Mediation Skill: Effective Communication
Readers of this blog know that I’m a big fan of Stuart Diamond's, professor of negotiation at the Wharton School. In his book, Getting More, Diamond lays out 14 basic components of effective communication.
These can be effective negotiation strategies and mediation skills regardless of whether you’re a lawyer representing a client or a party to a divorce or other dispute.
Here they are:
- Always communicate.
- Listen and ask questions. (Really listen, and try not to interrupt!)
- Value, don’t blame, the other party. (A little respect goes a long way.)
- Summarize often (to make sure you understand).
- Use role reversal. (Practice by taking the other party’s point of view in a dry run with a friend).
- Be dispassionate. (This takes work!)
- Articulate your goals.
- Be firm, without damaging the relationship.
- Look for small signals (of openings or potential agreements).
- Discuss perceptual differences. (“The single biggest cause of communication failure is misperception.”)
- Find out how the other side makes commitments (and use this intelligence to your advantage).
- Consult before deciding (when there are people who will be affected by the decision).
- Focus on what you can control. (How true is this?!)
- Avoid debating who is right. (You actually know this is a waste of time—but it’s so seductive.
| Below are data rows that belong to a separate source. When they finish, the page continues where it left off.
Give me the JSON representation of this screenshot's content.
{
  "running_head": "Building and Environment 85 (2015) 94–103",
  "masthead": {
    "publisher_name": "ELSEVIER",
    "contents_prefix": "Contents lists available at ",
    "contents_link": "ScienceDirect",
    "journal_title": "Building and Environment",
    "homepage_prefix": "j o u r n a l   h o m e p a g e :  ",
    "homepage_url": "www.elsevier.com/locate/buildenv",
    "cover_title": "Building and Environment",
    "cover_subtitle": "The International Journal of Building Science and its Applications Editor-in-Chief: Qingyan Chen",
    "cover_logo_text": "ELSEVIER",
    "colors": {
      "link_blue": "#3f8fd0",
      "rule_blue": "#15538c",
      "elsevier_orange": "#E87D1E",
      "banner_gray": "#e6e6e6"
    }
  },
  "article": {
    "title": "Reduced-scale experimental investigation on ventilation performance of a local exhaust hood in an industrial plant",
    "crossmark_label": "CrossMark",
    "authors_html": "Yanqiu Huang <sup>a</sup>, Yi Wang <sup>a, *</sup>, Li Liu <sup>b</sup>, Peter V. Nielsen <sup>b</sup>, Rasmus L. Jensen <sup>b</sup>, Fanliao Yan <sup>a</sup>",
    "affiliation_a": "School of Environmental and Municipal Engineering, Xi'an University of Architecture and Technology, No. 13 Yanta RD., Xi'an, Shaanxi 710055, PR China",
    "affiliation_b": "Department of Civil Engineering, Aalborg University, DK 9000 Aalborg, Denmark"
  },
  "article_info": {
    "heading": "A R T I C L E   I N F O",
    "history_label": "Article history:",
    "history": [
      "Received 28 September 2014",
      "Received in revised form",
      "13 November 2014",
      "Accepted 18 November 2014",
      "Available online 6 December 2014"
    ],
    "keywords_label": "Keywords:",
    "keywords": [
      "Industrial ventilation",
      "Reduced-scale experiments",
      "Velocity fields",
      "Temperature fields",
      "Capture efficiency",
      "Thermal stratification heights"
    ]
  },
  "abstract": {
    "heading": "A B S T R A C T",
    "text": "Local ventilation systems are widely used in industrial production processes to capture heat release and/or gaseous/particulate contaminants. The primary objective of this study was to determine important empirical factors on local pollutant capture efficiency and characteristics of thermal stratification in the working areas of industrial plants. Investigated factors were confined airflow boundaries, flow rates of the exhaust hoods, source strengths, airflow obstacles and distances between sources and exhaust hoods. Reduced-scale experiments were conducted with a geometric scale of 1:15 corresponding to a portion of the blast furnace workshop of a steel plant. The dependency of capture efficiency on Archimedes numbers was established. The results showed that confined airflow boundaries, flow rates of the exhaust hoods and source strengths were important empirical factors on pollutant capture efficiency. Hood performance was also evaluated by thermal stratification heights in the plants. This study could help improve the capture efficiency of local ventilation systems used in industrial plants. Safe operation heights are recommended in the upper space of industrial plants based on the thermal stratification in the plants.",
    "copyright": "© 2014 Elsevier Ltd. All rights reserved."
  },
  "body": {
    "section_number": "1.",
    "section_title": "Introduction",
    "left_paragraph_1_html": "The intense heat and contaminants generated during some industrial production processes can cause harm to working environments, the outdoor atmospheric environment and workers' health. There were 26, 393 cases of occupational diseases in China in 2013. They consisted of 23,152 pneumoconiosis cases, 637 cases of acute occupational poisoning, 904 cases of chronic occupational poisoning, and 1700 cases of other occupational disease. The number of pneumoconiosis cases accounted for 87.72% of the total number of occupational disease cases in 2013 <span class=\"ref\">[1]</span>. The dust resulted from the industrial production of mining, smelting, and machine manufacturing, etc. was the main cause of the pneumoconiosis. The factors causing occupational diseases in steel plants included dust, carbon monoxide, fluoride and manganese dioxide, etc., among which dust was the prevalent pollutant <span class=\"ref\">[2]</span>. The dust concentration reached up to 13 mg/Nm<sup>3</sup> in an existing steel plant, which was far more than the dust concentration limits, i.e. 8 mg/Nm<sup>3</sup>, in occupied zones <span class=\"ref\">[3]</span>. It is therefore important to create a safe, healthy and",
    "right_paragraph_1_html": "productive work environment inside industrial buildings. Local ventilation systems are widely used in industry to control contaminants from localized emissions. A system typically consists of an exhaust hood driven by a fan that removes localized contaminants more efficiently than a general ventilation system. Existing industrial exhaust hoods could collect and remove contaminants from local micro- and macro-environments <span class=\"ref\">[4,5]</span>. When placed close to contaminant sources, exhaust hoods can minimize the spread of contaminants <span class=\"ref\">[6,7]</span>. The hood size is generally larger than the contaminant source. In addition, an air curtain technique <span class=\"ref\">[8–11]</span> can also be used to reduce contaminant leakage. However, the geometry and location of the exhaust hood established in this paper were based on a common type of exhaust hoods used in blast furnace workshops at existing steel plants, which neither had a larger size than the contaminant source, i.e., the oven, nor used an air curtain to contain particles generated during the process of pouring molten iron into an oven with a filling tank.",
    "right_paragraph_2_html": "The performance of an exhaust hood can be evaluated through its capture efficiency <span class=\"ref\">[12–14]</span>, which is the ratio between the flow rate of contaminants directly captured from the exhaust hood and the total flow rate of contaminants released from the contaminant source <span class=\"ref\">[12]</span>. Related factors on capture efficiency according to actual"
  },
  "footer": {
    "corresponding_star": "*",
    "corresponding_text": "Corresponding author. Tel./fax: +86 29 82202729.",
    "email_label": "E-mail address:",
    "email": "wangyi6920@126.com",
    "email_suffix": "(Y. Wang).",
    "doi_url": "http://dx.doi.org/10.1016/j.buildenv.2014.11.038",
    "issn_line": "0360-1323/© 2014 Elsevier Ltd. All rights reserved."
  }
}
Resist!)
Try it. Then, if you have the time, stop back by and let me know your results.